5. Telecommuters

Meet Tammy Telecommuter. She’s been working from home for the past few years and loves how it improves her work/life balance. There’s flexibility in her schedule so she can adjust her workday depending on her family responsibilities. Not seeing or talking to her coworkers for days at a time, however, does get lonely.

Many people assume working from home is for everyone. Who wouldn’t want the option to sit in their pajamas and work from their bed? But the truth is, that it’s common for telecommuters to feel isolated.

Steelcase examined what they called presence disparity in their 2015 research. The phenomenon occurs when situations like the following occur:

  • Being a telecommuter on brainstorming call and having everyone talk about visuals they can’t see.
  • Being on a conference all when everyone else is in the same room. As the others try to talk over each other, the telecommuter can’t tell who’s saying what and it all sounds like gibberish..
  • Being a telecommuter and having an intense feeling that the “real” meeting started after your part of the call ended.

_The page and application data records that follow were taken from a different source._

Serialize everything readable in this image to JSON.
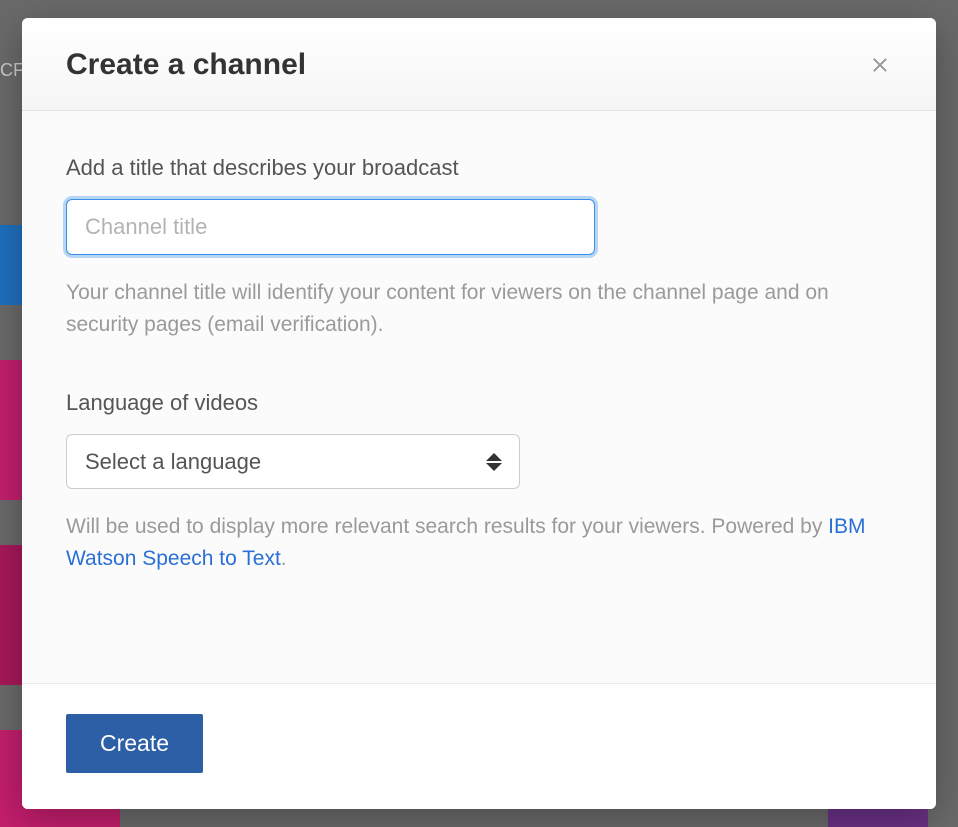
{
  "modal": {
    "title": "Create a channel",
    "title_field": {
      "label": "Add a title that describes your broadcast",
      "placeholder": "Channel title",
      "value": "",
      "help": "Your channel title will identify your content for viewers on the channel page and on security pages (email verification)."
    },
    "language_field": {
      "label": "Language of videos",
      "selected": "Select a language",
      "help_prefix": "Will be used to display more relevant search results for your viewers. Powered by ",
      "help_link_text": "IBM Watson Speech to Text",
      "help_suffix": "."
    },
    "footer": {
      "create_label": "Create"
    }
  },
  "background": {
    "text_fragment": "CF"
  }
}
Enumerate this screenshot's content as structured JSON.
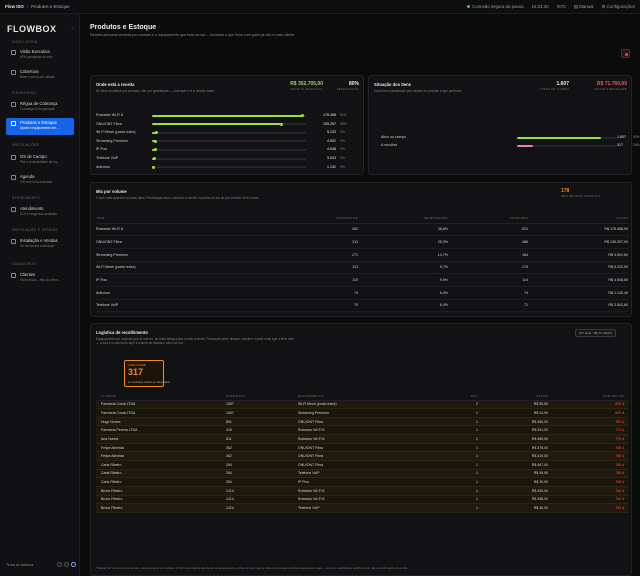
{
  "topbar": {
    "brand": "Flow ISO",
    "sep": "/",
    "crumb": "Produtos e Estoque",
    "status": "Conexão segura da pausa",
    "time": "16:24:30",
    "badge": "IS72",
    "manual": "Manual",
    "settings": "Configurações"
  },
  "sidebar": {
    "logo": "FLOWBOX",
    "caret": "⌃",
    "sections": [
      {
        "label": "VISÃO GERAL"
      },
      {
        "label": "FINANCEIRO"
      },
      {
        "label": "INSTALAÇÕES"
      },
      {
        "label": "ATENDIMENTO"
      },
      {
        "label": "INSTALAÇÃO E VENDAS"
      },
      {
        "label": "CADASTROS"
      }
    ],
    "items": [
      {
        "title": "Visão Executiva",
        "sub": "KPIs principais do mês"
      },
      {
        "title": "Cobertura",
        "sub": "Base e churn por cidade"
      },
      {
        "title": "Régua de Cobrança",
        "sub": "Cobrança e recuperação"
      },
      {
        "title": "Produtos e Estoque",
        "sub": "Upsell e equipamento em..."
      },
      {
        "title": "OS de Campo",
        "sub": "Fila e produtividade da eq..."
      },
      {
        "title": "Agenda",
        "sub": "OS com hora marcada"
      },
      {
        "title": "Atendimento",
        "sub": "SLA e carga dos analistas"
      },
      {
        "title": "Instalação e Vendas",
        "sub": "Do venda até a ativação"
      },
      {
        "title": "Clientes",
        "sub": "Ficha única – tela do client..."
      }
    ],
    "footer": "Tema do sistema"
  },
  "page": {
    "title": "Produtos e Estoque",
    "desc": "Receita adicional vendida por contrato e o equipamento que está na rua — inclusive o que ficou com quem já não é mais cliente."
  },
  "revenue": {
    "title": "Onde está a receita",
    "sub": "Do itens vendidos por contrato, não por quantidade — ordenado e é a receita sobre.",
    "kpi1_value": "R$ 352.705,00",
    "kpi1_label": "RECEITA ADICIONAL",
    "kpi2_value": "80%",
    "kpi2_label": "PENETRAÇÃO",
    "rows": [
      {
        "name": "Roteador Wi-Fi 6",
        "value": "178.458",
        "pct": "51%",
        "share": 0.51
      },
      {
        "name": "ONU/ONT Fibra",
        "value": "155.297",
        "pct": "44%",
        "share": 0.44
      },
      {
        "name": "Wi-Fi Mesh (ponto extra)",
        "value": "5.233",
        "pct": "1%",
        "share": 0.015
      },
      {
        "name": "Streaming Premium",
        "value": "4.502",
        "pct": "1%",
        "share": 0.013
      },
      {
        "name": "IP Fixo",
        "value": "4.548",
        "pct": "1%",
        "share": 0.013
      },
      {
        "name": "Telefone VoIP",
        "value": "3.543",
        "pct": "1%",
        "share": 0.01
      },
      {
        "name": "Antivírus",
        "value": "1.132",
        "pct": "0%",
        "share": 0.003
      }
    ]
  },
  "items_status": {
    "title": "Situação dos itens",
    "sub": "Cada item classificado pelo status do contrato a que pertence.",
    "kpi1_value": "1.607",
    "kpi1_label": "ITENS NO CAMPO",
    "kpi2_value": "R$ 71.760,00",
    "kpi2_label": "VALOR A RECOLHER",
    "rows": [
      {
        "name": "Ativo no campo",
        "value": "1.607",
        "pct": "84%",
        "share": 0.84,
        "color": "#9ce03a"
      },
      {
        "name": "A recolher",
        "value": "317",
        "pct": "16%",
        "share": 0.16,
        "color": "#f07ca8"
      }
    ]
  },
  "mix": {
    "title": "Mix por volume",
    "sub": "O que mais aparece na base ativa. Penetração alta e cobrindo a cliente no plano ter via de por vendido item a item.",
    "kpi_value": "178",
    "kpi_label": "SEM NENHUM PRODUTO",
    "headers": [
      "ITEM",
      "CONTRATOS",
      "PENETRAÇÃO",
      "UNIDADES",
      "VALOR"
    ],
    "rows": [
      [
        "Roteador Wi-Fi 6",
        "452",
        "36,8%",
        "521",
        "R$ 178.458,00"
      ],
      [
        "ONU/ONT Fibra",
        "311",
        "25,3%",
        "486",
        "R$ 155.297,00"
      ],
      [
        "Streaming Premium",
        "171",
        "14,7%",
        "184",
        "R$ 4.501,60"
      ],
      [
        "Wi-Fi Mesh (ponto extra)",
        "113",
        "9,7%",
        "175",
        "R$ 5.232,50"
      ],
      [
        "IP Fixo",
        "110",
        "9,5%",
        "114",
        "R$ 4.548,60"
      ],
      [
        "Antivírus",
        "74",
        "6,4%",
        "74",
        "R$ 1.132,40"
      ],
      [
        "Telefone VoIP",
        "70",
        "6,0%",
        "71",
        "R$ 3.542,60"
      ]
    ]
  },
  "logistics": {
    "title": "Logística de recolhimento",
    "sub": "Equipamento em contrato que já morreu, do mais antigo para o mais recente. Passaram perto dessas, recolher ouvido mais que o item nele — a sua é a coluna do anjo à coluna de dúvida e ativo na rua.",
    "chip": "317 itens · R$ 71.760,00",
    "callout_label": "A RECOLHER",
    "callout_value": "317",
    "callout_sub": "em contratos inativos ou cancelados",
    "headers": [
      "CLIENTE",
      "CONTRATO",
      "EQUIPAMENTO",
      "QTD",
      "VALOR",
      "PARADO HÁ"
    ],
    "rows": [
      [
        "Farmácia Costa LTDA",
        "1067",
        "Wi-Fi Mesh (ponto extra)",
        "2",
        "R$ 59,60",
        "800 d"
      ],
      [
        "Farmácia Costa LTDA",
        "1067",
        "Streaming Premium",
        "1",
        "R$ 24,90",
        "800 d"
      ],
      [
        "Hugo Nunes",
        "891",
        "ONU/ONT Fibra",
        "1",
        "R$ 455,00",
        "783 d"
      ],
      [
        "Farmácia Pereira LTDA",
        "416",
        "Roteador Wi-Fi 6",
        "1",
        "R$ 291,00",
        "772 d"
      ],
      [
        "Ana Nunes",
        "811",
        "Roteador Wi-Fi 6",
        "1",
        "R$ 489,00",
        "770 d"
      ],
      [
        "Felipe Almeida",
        "362",
        "ONU/ONT Fibra",
        "1",
        "R$ 375,00",
        "768 d"
      ],
      [
        "Felipe Almeida",
        "362",
        "ONU/ONT Fibra",
        "1",
        "R$ 319,00",
        "768 d"
      ],
      [
        "Carla Ribeiro",
        "254",
        "ONU/ONT Fibra",
        "1",
        "R$ 467,00",
        "766 d"
      ],
      [
        "Carla Ribeiro",
        "254",
        "Telefone VoIP",
        "1",
        "R$ 49,90",
        "766 d"
      ],
      [
        "Carla Ribeiro",
        "254",
        "IP Fixo",
        "1",
        "R$ 39,90",
        "766 d"
      ],
      [
        "Bruno Ribeiro",
        "1214",
        "Roteador Wi-Fi 6",
        "1",
        "R$ 495,00",
        "754 d"
      ],
      [
        "Bruno Ribeiro",
        "1214",
        "Roteador Wi-Fi 6",
        "1",
        "R$ 398,00",
        "754 d"
      ],
      [
        "Bruno Ribeiro",
        "1214",
        "Telefone VoIP",
        "1",
        "R$ 46,90",
        "754 d"
      ]
    ],
    "footnote": "\"Parado há\" conta os dias desde o cancelamento do contrato. O SIC não registra devolução de equipamento, então um item que já voltou ao estoque continua aparecendo aqui — a lista é candidata a recolhimento, não a confirmação de perda."
  }
}
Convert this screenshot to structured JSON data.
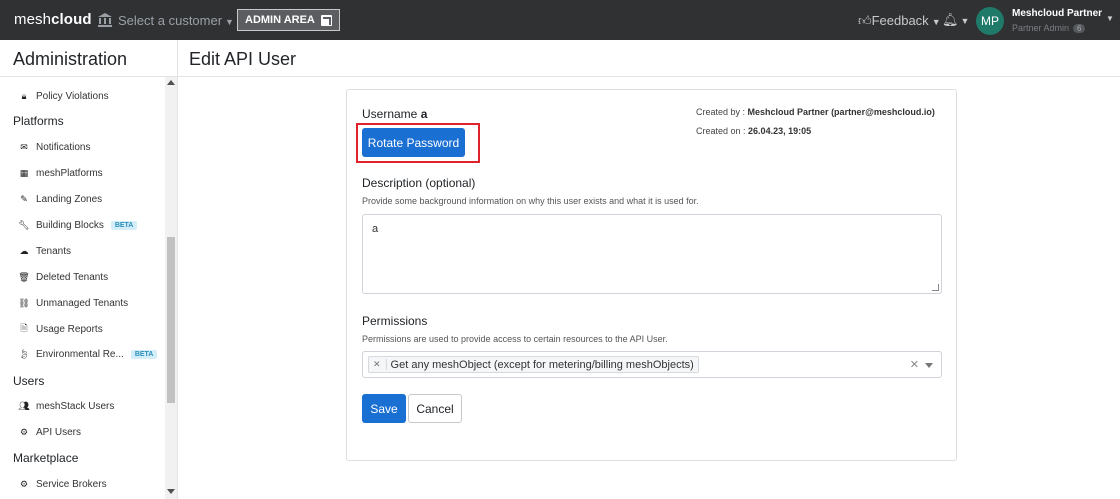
{
  "topbar": {
    "brand_light": "mesh",
    "brand_bold": "cloud",
    "customer_select": "Select a customer",
    "admin_area": "ADMIN AREA",
    "feedback": "Feedback",
    "avatar_initials": "MP",
    "user_name": "Meshcloud Partner",
    "user_role": "Partner Admin",
    "user_badge": "6",
    "bg_color": "#2f3133"
  },
  "sidebar": {
    "title": "Administration",
    "items": [
      {
        "label": "Policy Violations",
        "icon": "lock-icon"
      },
      {
        "section": "Platforms"
      },
      {
        "label": "Notifications",
        "icon": "envelope-icon"
      },
      {
        "label": "meshPlatforms",
        "icon": "grid-icon"
      },
      {
        "label": "Landing Zones",
        "icon": "edit-icon"
      },
      {
        "label": "Building Blocks",
        "icon": "wrench-icon",
        "badge": "BETA"
      },
      {
        "label": "Tenants",
        "icon": "cloud-icon"
      },
      {
        "label": "Deleted Tenants",
        "icon": "trash-icon"
      },
      {
        "label": "Unmanaged Tenants",
        "icon": "unlink-icon"
      },
      {
        "label": "Usage Reports",
        "icon": "file-icon"
      },
      {
        "label": "Environmental Re...",
        "icon": "leaf-icon",
        "badge": "BETA"
      },
      {
        "section": "Users"
      },
      {
        "label": "meshStack Users",
        "icon": "users-icon"
      },
      {
        "label": "API Users",
        "icon": "robot-icon"
      },
      {
        "section": "Marketplace"
      },
      {
        "label": "Service Brokers",
        "icon": "cogs-icon"
      }
    ]
  },
  "page": {
    "title": "Edit API User",
    "username_label": "Username",
    "username_value": "a",
    "created_by_label": "Created by :",
    "created_by_value": "Meshcloud Partner (partner@meshcloud.io)",
    "created_on_label": "Created on :",
    "created_on_value": "26.04.23, 19:05",
    "rotate_password": "Rotate Password",
    "description_label": "Description (optional)",
    "description_help": "Provide some background information on why this user exists and what it is used for.",
    "description_value": "a",
    "permissions_label": "Permissions",
    "permissions_help": "Permissions are used to provide access to certain resources to the API User.",
    "permissions_selected": [
      "Get any meshObject (except for metering/billing meshObjects)"
    ],
    "save": "Save",
    "cancel": "Cancel",
    "primary_color": "#1a6fd3",
    "highlight_color": "#e0232a"
  }
}
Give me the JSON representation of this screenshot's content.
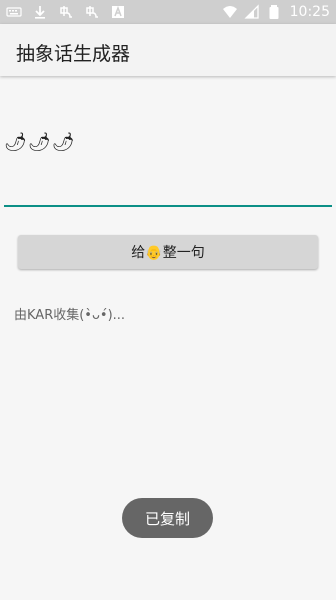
{
  "status_bar": {
    "time": "10:25",
    "left_icons": [
      "keyboard-icon",
      "download-icon",
      "app-icon-1",
      "app-icon-2",
      "text-a-icon"
    ],
    "right_icons": [
      "wifi-icon",
      "signal-icon",
      "battery-icon"
    ]
  },
  "app": {
    "title": "抽象话生成器"
  },
  "content": {
    "input_value": "🌶🌶🌶",
    "button_label": "给👴整一句",
    "credit_text": "由KAR收集(•̀ᴗ•́)..."
  },
  "toast": {
    "text": "已复制"
  },
  "colors": {
    "accent": "#0c8f86",
    "status_bar": "#cfcfcf",
    "toast_bg": "#666666"
  }
}
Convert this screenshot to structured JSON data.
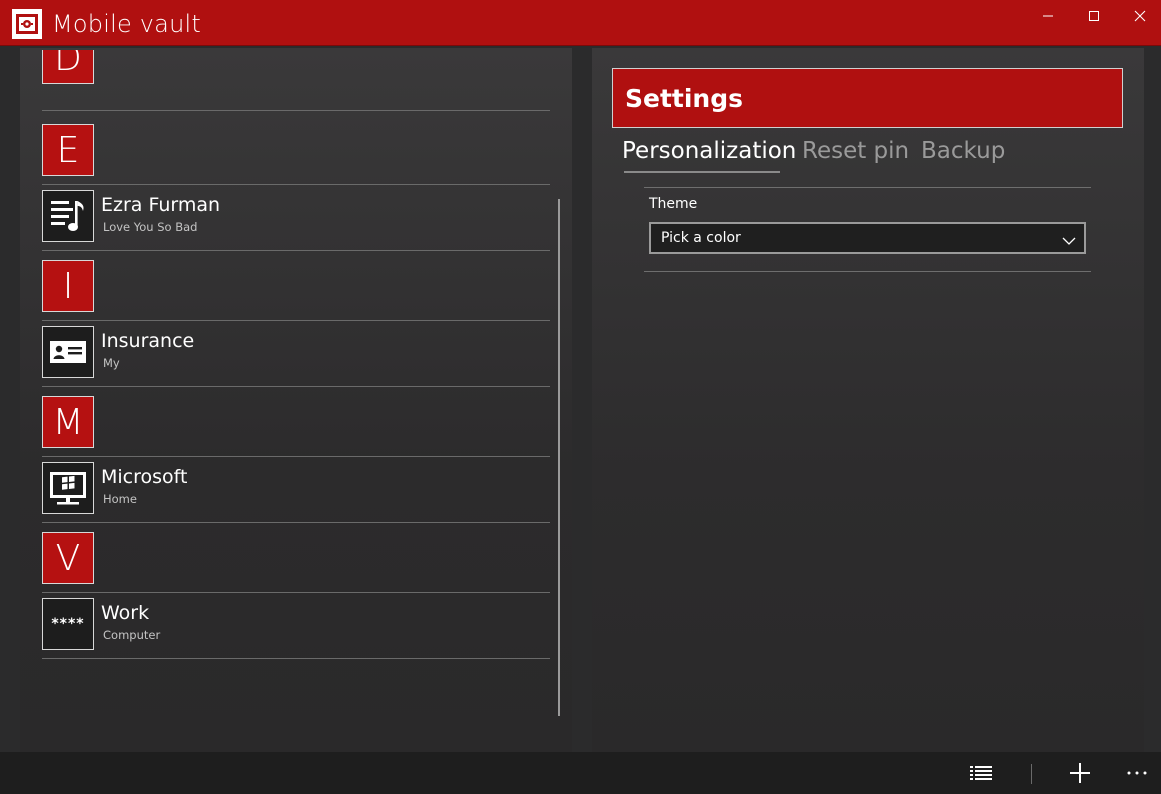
{
  "window": {
    "title": "Mobile vault",
    "colors": {
      "accent": "#b01010",
      "background": "#2b2b2c",
      "appbar": "#1e1e1e"
    }
  },
  "list": {
    "groups": [
      {
        "letter": "D"
      },
      {
        "letter": "E"
      },
      {
        "letter": "I"
      },
      {
        "letter": "M"
      },
      {
        "letter": "V"
      }
    ],
    "items": [
      {
        "title": "Ezra Furman",
        "subtitle": "Love You So Bad",
        "icon": "music-list-icon"
      },
      {
        "title": "Insurance",
        "subtitle": "My",
        "icon": "id-card-icon"
      },
      {
        "title": "Microsoft",
        "subtitle": "Home",
        "icon": "computer-monitor-icon"
      },
      {
        "title": "Work",
        "subtitle": "Computer",
        "icon": "password-icon",
        "icon_text": "****"
      }
    ]
  },
  "settings": {
    "title": "Settings",
    "tabs": [
      {
        "label": "Personalization",
        "active": true
      },
      {
        "label": "Reset pin",
        "active": false
      },
      {
        "label": "Backup",
        "active": false
      }
    ],
    "theme": {
      "label": "Theme",
      "value": "Pick a color"
    }
  },
  "appbar": {
    "icons": [
      "list-view-icon",
      "add-icon",
      "more-icon"
    ]
  }
}
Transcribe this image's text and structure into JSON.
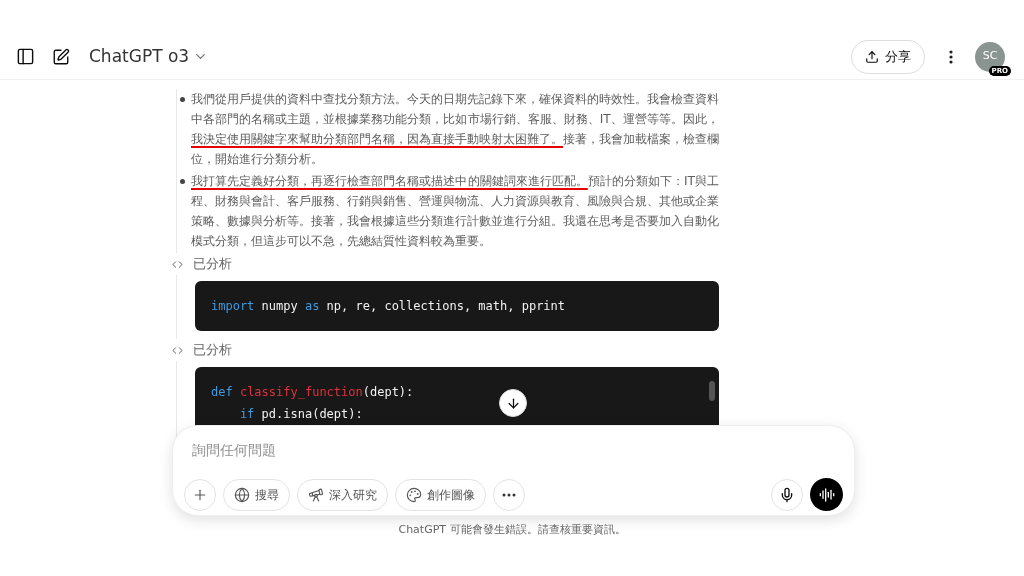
{
  "header": {
    "model": "ChatGPT o3",
    "share": "分享",
    "avatar": "SC",
    "badge": "PRO"
  },
  "bullets": [
    {
      "segments": [
        {
          "text": "我們從用戶提供的資料中查找分類方法。今天的日期先記錄下來，確保資料的時效性。我會檢查資料中各部門的名稱或主題，並根據業務功能分類，比如市場行銷、客服、財務、IT、運營等等。因此，",
          "underlined": false
        },
        {
          "text": "我決定使用關鍵字來幫助分類部門名稱，因為直接手動映射太困難了。",
          "underlined": true
        },
        {
          "text": "接著，我會加載檔案，檢查欄位，開始進行分類分析。",
          "underlined": false
        }
      ]
    },
    {
      "segments": [
        {
          "text": "我打算先定義好分類，再逐行檢查部門名稱或描述中的關鍵詞來進行匹配。",
          "underlined": true
        },
        {
          "text": "預計的分類如下：IT與工程、財務與會計、客戶服務、行銷與銷售、營運與物流、人力資源與教育、風險與合規、其他或企業策略、數據與分析等。接著，我會根據這些分類進行計數並進行分組。我還在思考是否要加入自動化模式分類，但這步可以不急，先總結質性資料較為重要。",
          "underlined": false
        }
      ]
    }
  ],
  "code_blocks": [
    {
      "label": "已分析",
      "scrollbar": false,
      "lines": [
        [
          {
            "text": "import",
            "kind": "keyword"
          },
          {
            "text": " numpy ",
            "kind": "plain"
          },
          {
            "text": "as",
            "kind": "keyword"
          },
          {
            "text": " np, re, collections, math, pprint",
            "kind": "plain"
          }
        ]
      ]
    },
    {
      "label": "已分析",
      "scrollbar": true,
      "lines": [
        [
          {
            "text": "def",
            "kind": "keyword"
          },
          {
            "text": " classify_function",
            "kind": "function"
          },
          {
            "text": "(dept):",
            "kind": "plain"
          }
        ],
        [
          {
            "text": "    if",
            "kind": "keyword"
          },
          {
            "text": " pd.isna(dept):",
            "kind": "plain"
          }
        ]
      ]
    }
  ],
  "composer": {
    "placeholder": "詢問任何問題",
    "tools": [
      {
        "kind": "plus"
      },
      {
        "kind": "globe",
        "label": "搜尋"
      },
      {
        "kind": "telescope",
        "label": "深入研究"
      },
      {
        "kind": "palette",
        "label": "創作圖像"
      },
      {
        "kind": "more"
      }
    ]
  },
  "footer": "ChatGPT 可能會發生錯誤。請查核重要資訊。"
}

Over time, these things cause remote workers to feel presence disparity, or a sort of loneliness at work. It makes these employees feel like they aren’t really a part of the team. And for many people that makes working from home not all that it’s cracked up to be.

At the same time, staffing professional believe that people who are currently telecommuting could never be convinced to come back to a traditional office, limiting their talent acquisition options.

If your organization can still offer great work/life balance to employees, highlight that in your job advertisement. It might not be what they’re used to, but it shows telecommuters that they won’t be sacrificing something that’s important to them.

Tip:

Feature current employees in company culture videos and other recruiting material. Include information that give more insight than each employee’s job. Allow them to show their personality. That will show this type of talent the sense of community you can offer to them.

6. Older students

Meet Max Masters. He’s in his early thirties and has recently decided to go back to school for more education. He knows that getting a master’s degree will help in the long run with his career, but right now money is tight and he’s strapped for time.

It’s not uncommon now for professionals to return to get their master’s or doctorate later on in life. In fact, 2015 research from the National Center for Educational Statistics estimates that by 2025, almost 10 million people over the age of 25 will be enrolled in post-secondary education.

But that does mean they’re off limits as possible employees. It might not be easy to convince a student to apply for a part- or full-time job while they study, but if you make it worth their while, the can become great employees. After all, these are people improving their professional knowledge and skills, which can be valuable for the organization.

Show them you would support their educational endeavors by creating programs that help them learn. Approach local colleges with high graduate-level populations and seeing if an agreement can be made where student who work for your organization receive credit in return.

Tip:

Offer benefits, like student loan forgiveness, to help out these types of candidates. It will show them that you understand they’re working hard and want to reward them for it.

What are some other ways to target your talent acquisition strategies towards candidates who are tricky to reach? Share in the comments below!